#### Exercise objective:
Could you retype the entries exactly as they are?

### Data for analysis ###

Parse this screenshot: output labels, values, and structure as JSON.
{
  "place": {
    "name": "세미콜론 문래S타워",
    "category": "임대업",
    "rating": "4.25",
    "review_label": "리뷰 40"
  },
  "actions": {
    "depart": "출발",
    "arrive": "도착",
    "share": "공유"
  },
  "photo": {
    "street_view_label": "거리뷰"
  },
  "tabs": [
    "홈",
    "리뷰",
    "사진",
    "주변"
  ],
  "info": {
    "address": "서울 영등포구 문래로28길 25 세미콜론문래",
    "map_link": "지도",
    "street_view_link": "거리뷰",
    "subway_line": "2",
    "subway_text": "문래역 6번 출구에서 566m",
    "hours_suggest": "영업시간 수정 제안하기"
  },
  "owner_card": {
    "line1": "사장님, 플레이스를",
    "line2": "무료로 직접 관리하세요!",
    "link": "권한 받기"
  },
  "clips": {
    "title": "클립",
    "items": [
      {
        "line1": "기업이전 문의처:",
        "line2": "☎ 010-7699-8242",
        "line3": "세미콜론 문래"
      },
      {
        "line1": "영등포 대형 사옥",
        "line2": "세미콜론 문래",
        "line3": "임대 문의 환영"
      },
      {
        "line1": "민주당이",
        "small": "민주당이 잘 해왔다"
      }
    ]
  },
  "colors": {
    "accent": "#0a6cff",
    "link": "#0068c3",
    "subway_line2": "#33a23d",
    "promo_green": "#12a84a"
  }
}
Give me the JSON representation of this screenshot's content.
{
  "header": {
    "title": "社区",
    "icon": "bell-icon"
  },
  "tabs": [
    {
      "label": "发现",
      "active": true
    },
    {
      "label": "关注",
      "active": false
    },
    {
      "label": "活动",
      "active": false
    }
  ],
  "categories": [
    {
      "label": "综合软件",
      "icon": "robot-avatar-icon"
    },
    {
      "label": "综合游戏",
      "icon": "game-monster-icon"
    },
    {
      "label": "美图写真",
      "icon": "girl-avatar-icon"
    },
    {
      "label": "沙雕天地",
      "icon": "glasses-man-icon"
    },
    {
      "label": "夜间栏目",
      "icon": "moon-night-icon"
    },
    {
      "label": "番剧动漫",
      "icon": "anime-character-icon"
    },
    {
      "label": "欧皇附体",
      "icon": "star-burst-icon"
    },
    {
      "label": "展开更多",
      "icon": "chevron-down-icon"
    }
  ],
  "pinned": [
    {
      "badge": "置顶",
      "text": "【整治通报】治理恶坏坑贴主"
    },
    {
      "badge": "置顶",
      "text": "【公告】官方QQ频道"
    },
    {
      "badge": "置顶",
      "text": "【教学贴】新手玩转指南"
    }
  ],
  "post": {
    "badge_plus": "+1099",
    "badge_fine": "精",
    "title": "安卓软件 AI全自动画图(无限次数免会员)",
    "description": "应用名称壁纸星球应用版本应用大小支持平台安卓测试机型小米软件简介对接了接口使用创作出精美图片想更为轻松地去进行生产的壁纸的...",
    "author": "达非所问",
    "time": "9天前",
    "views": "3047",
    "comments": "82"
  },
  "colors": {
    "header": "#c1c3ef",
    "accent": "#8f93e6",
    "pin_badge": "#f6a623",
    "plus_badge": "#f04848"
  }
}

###

#### Task output:
Parse this screenshot: output labels, values, and structure as JSON.
{
  "place": {
    "name": "세미콜론 문래S타워",
    "category": "임대업",
    "rating": "4.25",
    "review_label": "리뷰 40"
  },
  "actions": {
    "depart": "출발",
    "arrive": "도착",
    "share": "공유"
  },
  "photo": {
    "street_view_label": "거리뷰"
  },
  "tabs": [
    "홈",
    "리뷰",
    "사진",
    "주변"
  ],
  "info": {
    "address": "서울 영등포구 문래로28길 25 세미콜론문래",
    "map_link": "지도",
    "street_view_link": "거리뷰",
    "subway_line": "2",
    "subway_text": "문래역 6번 출구에서 566m",
    "hours_suggest": "영업시간 수정 제안하기"
  },
  "owner_card": {
    "line1": "사장님, 플레이스를",
    "line2": "무료로 직접 관리하세요!",
    "link": "권한 받기"
  },
  "clips": {
    "title": "클립",
    "items": [
      {
        "line1": "기업이전 문의처:",
        "line2": "☎ 010-7699-8242",
        "line3": "세미콜론 문래"
      },
      {
        "line1": "영등포 대형 사옥",
        "line2": "세미콜론 문래",
        "line3": "임대 문의 환영"
      },
      {
        "line1": "민주당이",
        "small": "민주당이 잘 해왔다"
      }
    ]
  },
  "colors": {
    "accent": "#0a6cff",
    "link": "#0068c3",
    "subway_line2": "#33a23d",
    "promo_green": "#12a84a"
  }
}
Give me the JSON representation of this screenshot's content.
{
  "header": {
    "title": "社区",
    "icon": "bell-icon"
  },
  "tabs": [
    {
      "label": "发现",
      "active": true
    },
    {
      "label": "关注",
      "active": false
    },
    {
      "label": "活动",
      "active": false
    }
  ],
  "categories": [
    {
      "label": "综合软件",
      "icon": "robot-avatar-icon"
    },
    {
      "label": "综合游戏",
      "icon": "game-monster-icon"
    },
    {
      "label": "美图写真",
      "icon": "girl-avatar-icon"
    },
    {
      "label": "沙雕天地",
      "icon": "glasses-man-icon"
    },
    {
      "label": "夜间栏目",
      "icon": "moon-night-icon"
    },
    {
      "label": "番剧动漫",
      "icon": "anime-character-icon"
    },
    {
      "label": "欧皇附体",
      "icon": "star-burst-icon"
    },
    {
      "label": "展开更多",
      "icon": "chevron-down-icon"
    }
  ],
  "pinned": [
    {
      "badge": "置顶",
      "text": "【整治通报】治理恶坏坑贴主"
    },
    {
      "badge": "置顶",
      "text": "【公告】官方QQ频道"
    },
    {
      "badge": "置顶",
      "text": "【教学贴】新手玩转指南"
    }
  ],
  "post": {
    "badge_plus": "+1099",
    "badge_fine": "精",
    "title": "安卓软件 AI全自动画图(无限次数免会员)",
    "description": "应用名称壁纸星球应用版本应用大小支持平台安卓测试机型小米软件简介对接了接口使用创作出精美图片想更为轻松地去进行生产的壁纸的...",
    "author": "达非所问",
    "time": "9天前",
    "views": "3047",
    "comments": "82"
  },
  "colors": {
    "header": "#c1c3ef",
    "accent": "#8f93e6",
    "pin_badge": "#f6a623",
    "plus_badge": "#f04848"
  }
}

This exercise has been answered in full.